He also recalled attending a 1994 concert in tribute to Ralph Rinzler, co-founder of the Festival, who was ill in a hospital. A tremendous storm hit that evening, with wind and lashing rain. We learned later that Ralph had passed away sometime during the storm. The timing was very eerie, Jeff said, remarking that everyone who worked on the Festival and knew Ralph knows “he’s there with us all the time.”
Some of Jeff’s most stunning photographs are of musicians performing, including Smithsonian Folkways Recordings artists Pete Seeger, Mike Seeger, Arlo Guthrie, Ella Jenkins, John Cephas and Phil Wiggins, BeauSoleil, and others. “If you’re on them, you’re focused in and ready, if you can get them to look at you, it really makes the photo,” he explained.
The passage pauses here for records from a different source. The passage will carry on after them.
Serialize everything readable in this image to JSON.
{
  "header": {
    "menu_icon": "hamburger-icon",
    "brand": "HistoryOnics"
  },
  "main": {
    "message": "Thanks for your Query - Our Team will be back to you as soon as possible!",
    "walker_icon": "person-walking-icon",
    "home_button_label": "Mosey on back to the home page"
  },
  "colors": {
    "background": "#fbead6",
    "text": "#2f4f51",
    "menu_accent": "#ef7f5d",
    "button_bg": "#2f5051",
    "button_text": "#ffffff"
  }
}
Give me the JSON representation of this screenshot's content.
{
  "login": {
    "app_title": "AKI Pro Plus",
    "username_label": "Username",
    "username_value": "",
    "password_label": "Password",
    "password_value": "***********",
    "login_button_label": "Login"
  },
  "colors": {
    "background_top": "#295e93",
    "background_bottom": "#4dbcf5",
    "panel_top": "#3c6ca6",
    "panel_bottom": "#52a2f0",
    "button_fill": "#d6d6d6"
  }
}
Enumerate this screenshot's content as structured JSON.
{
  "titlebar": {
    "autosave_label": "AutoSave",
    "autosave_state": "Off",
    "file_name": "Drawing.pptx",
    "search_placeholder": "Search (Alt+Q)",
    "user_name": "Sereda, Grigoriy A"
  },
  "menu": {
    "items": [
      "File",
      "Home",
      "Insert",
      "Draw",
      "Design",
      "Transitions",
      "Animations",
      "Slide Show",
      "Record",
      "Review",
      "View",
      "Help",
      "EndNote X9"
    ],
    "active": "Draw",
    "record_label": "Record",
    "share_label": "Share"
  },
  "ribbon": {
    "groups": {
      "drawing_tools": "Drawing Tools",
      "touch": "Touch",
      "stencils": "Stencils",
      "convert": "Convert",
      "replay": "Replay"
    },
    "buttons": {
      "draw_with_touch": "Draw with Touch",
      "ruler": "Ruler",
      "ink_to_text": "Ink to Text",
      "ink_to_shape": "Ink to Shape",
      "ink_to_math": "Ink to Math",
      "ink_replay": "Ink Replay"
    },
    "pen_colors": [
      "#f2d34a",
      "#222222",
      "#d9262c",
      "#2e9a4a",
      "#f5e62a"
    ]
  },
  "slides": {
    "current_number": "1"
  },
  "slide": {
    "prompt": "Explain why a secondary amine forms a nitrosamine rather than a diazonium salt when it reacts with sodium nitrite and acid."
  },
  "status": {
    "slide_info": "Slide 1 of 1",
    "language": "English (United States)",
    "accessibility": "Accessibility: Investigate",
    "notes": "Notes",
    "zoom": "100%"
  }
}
He did some work for Smithsonian Folkways, including a 50th Folkways Anniversary Concert at Carnegie Hall in 1998.
In his final years of documenting the Festival, Jeff struggled with double vision and dizziness resulting from the brain tumor, yet he mostly managed to get his shots despite these challenges. He had to give up flying in the Park Police helicopter, but he was a trouper and called me every year to find out about future programs and what he could look forward to photographing.
Jeff’s photography, particularly of the Festival, has very special qualities, demonstrating his ability to connect with people. His subjects responded to him, and it shows. He would walk around the Festival and, every few feet, would see someone he knew. He was a longtime part of the Folklife family, and he is mourned and missed by us and his photographer colleagues at the Smithsonian.
Jeff was always able to find an engaging, visually appealing composition. His photographs have the ability to tell stories and share knowledge without needing an in-depth description. His photos can stand alone and illustrate the iconic moments, or they can be paired together and present an experience. As he so aptly said, “One of the great things about the Festival is it’s not a one-shot deal. Every hour of every day, there’s some story.”
Jeff’s photographs and his unique personal view tell wonderful stories, and his legacy of the Folklife Festival and significant moments in Smithsonian Folkways history will forever be preserved in our archives.
Stephanie Smith is the director of the Ralph Rinzler Folklife Archives and Collections at the Center for Folklife and Cultural Heritage.